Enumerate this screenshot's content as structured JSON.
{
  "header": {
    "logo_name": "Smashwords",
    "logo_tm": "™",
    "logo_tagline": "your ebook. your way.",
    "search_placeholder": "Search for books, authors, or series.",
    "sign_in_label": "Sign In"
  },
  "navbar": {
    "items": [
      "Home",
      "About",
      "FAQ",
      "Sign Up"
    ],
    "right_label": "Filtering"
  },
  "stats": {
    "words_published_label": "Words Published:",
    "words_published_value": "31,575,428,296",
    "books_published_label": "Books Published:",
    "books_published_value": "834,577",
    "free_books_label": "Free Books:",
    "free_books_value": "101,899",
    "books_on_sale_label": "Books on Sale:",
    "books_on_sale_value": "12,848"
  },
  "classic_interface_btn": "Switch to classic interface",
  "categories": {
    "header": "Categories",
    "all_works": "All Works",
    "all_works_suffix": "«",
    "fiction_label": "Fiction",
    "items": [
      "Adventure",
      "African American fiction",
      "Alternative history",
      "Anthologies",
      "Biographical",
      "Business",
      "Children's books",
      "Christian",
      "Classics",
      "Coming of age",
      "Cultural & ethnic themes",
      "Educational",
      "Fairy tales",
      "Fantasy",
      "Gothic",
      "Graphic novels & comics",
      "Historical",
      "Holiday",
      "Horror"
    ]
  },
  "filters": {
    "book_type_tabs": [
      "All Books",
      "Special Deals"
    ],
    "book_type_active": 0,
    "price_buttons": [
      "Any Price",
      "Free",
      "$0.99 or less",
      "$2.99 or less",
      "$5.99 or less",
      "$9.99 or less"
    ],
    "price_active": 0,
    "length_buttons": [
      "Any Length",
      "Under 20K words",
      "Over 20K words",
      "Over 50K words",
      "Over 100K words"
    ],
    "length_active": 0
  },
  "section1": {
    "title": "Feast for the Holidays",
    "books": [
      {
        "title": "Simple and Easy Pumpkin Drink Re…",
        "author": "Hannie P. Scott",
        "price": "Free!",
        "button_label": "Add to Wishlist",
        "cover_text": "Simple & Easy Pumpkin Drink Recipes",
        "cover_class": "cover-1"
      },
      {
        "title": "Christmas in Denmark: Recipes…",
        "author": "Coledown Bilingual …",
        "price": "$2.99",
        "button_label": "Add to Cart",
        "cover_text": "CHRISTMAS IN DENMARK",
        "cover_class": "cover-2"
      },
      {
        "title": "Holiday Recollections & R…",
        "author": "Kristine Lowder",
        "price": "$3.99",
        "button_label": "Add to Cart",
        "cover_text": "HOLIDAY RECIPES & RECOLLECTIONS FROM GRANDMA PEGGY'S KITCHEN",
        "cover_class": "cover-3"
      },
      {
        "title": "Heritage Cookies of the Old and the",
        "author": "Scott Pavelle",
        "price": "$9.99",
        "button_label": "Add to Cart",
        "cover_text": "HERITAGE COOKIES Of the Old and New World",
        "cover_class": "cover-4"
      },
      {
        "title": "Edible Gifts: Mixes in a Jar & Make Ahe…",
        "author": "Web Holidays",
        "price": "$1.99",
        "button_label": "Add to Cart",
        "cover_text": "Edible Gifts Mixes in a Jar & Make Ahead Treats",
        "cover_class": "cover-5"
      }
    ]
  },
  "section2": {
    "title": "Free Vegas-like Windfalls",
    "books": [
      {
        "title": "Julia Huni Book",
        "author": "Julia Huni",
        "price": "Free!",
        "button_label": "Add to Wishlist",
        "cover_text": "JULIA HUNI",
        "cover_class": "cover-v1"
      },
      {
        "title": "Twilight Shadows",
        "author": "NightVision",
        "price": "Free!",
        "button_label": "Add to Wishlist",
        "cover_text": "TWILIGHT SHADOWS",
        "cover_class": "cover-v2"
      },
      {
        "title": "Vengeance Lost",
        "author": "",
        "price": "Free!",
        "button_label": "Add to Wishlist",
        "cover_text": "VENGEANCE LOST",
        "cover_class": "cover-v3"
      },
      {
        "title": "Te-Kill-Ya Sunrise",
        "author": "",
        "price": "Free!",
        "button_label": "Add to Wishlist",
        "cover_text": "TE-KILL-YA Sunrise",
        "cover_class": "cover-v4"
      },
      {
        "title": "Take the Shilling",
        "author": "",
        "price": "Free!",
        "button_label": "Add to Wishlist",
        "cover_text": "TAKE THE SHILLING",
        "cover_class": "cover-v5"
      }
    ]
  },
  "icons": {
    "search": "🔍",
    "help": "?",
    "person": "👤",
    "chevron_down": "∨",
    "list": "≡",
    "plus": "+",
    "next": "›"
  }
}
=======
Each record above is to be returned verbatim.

Enumerate this screenshot's content as structured JSON.
{
  "header": {
    "logo_name": "Smashwords",
    "logo_tm": "™",
    "logo_tagline": "your ebook. your way.",
    "search_placeholder": "Search for books, authors, or series.",
    "sign_in_label": "Sign In"
  },
  "navbar": {
    "items": [
      "Home",
      "About",
      "FAQ",
      "Sign Up"
    ],
    "right_label": "Filtering"
  },
  "stats": {
    "words_published_label": "Words Published:",
    "words_published_value": "31,575,428,296",
    "books_published_label": "Books Published:",
    "books_published_value": "834,577",
    "free_books_label": "Free Books:",
    "free_books_value": "101,899",
    "books_on_sale_label": "Books on Sale:",
    "books_on_sale_value": "12,848"
  },
  "classic_interface_btn": "Switch to classic interface",
  "categories": {
    "header": "Categories",
    "all_works": "All Works",
    "all_works_suffix": "«",
    "fiction_label": "Fiction",
    "items": [
      "Adventure",
      "African American fiction",
      "Alternative history",
      "Anthologies",
      "Biographical",
      "Business",
      "Children's books",
      "Christian",
      "Classics",
      "Coming of age",
      "Cultural & ethnic themes",
      "Educational",
      "Fairy tales",
      "Fantasy",
      "Gothic",
      "Graphic novels & comics",
      "Historical",
      "Holiday",
      "Horror"
    ]
  },
  "filters": {
    "book_type_tabs": [
      "All Books",
      "Special Deals"
    ],
    "book_type_active": 0,
    "price_buttons": [
      "Any Price",
      "Free",
      "$0.99 or less",
      "$2.99 or less",
      "$5.99 or less",
      "$9.99 or less"
    ],
    "price_active": 0,
    "length_buttons": [
      "Any Length",
      "Under 20K words",
      "Over 20K words",
      "Over 50K words",
      "Over 100K words"
    ],
    "length_active": 0
  },
  "section1": {
    "title": "Feast for the Holidays",
    "books": [
      {
        "title": "Simple and Easy Pumpkin Drink Re…",
        "author": "Hannie P. Scott",
        "price": "Free!",
        "button_label": "Add to Wishlist",
        "cover_text": "Simple & Easy Pumpkin Drink Recipes",
        "cover_class": "cover-1"
      },
      {
        "title": "Christmas in Denmark: Recipes…",
        "author": "Coledown Bilingual …",
        "price": "$2.99",
        "button_label": "Add to Cart",
        "cover_text": "CHRISTMAS IN DENMARK",
        "cover_class": "cover-2"
      },
      {
        "title": "Holiday Recollections & R…",
        "author": "Kristine Lowder",
        "price": "$3.99",
        "button_label": "Add to Cart",
        "cover_text": "HOLIDAY RECIPES & RECOLLECTIONS FROM GRANDMA PEGGY'S KITCHEN",
        "cover_class": "cover-3"
      },
      {
        "title": "Heritage Cookies of the Old and the",
        "author": "Scott Pavelle",
        "price": "$9.99",
        "button_label": "Add to Cart",
        "cover_text": "HERITAGE COOKIES Of the Old and New World",
        "cover_class": "cover-4"
      },
      {
        "title": "Edible Gifts: Mixes in a Jar & Make Ahe…",
        "author": "Web Holidays",
        "price": "$1.99",
        "button_label": "Add to Cart",
        "cover_text": "Edible Gifts Mixes in a Jar & Make Ahead Treats",
        "cover_class": "cover-5"
      }
    ]
  },
  "section2": {
    "title": "Free Vegas-like Windfalls",
    "books": [
      {
        "title": "Julia Huni Book",
        "author": "Julia Huni",
        "price": "Free!",
        "button_label": "Add to Wishlist",
        "cover_text": "JULIA HUNI",
        "cover_class": "cover-v1"
      },
      {
        "title": "Twilight Shadows",
        "author": "NightVision",
        "price": "Free!",
        "button_label": "Add to Wishlist",
        "cover_text": "TWILIGHT SHADOWS",
        "cover_class": "cover-v2"
      },
      {
        "title": "Vengeance Lost",
        "author": "",
        "price": "Free!",
        "button_label": "Add to Wishlist",
        "cover_text": "VENGEANCE LOST",
        "cover_class": "cover-v3"
      },
      {
        "title": "Te-Kill-Ya Sunrise",
        "author": "",
        "price": "Free!",
        "button_label": "Add to Wishlist",
        "cover_text": "TE-KILL-YA Sunrise",
        "cover_class": "cover-v4"
      },
      {
        "title": "Take the Shilling",
        "author": "",
        "price": "Free!",
        "button_label": "Add to Wishlist",
        "cover_text": "TAKE THE SHILLING",
        "cover_class": "cover-v5"
      }
    ]
  },
  "icons": {
    "search": "🔍",
    "help": "?",
    "person": "👤",
    "chevron_down": "∨",
    "list": "≡",
    "plus": "+",
    "next": "›"
  }
}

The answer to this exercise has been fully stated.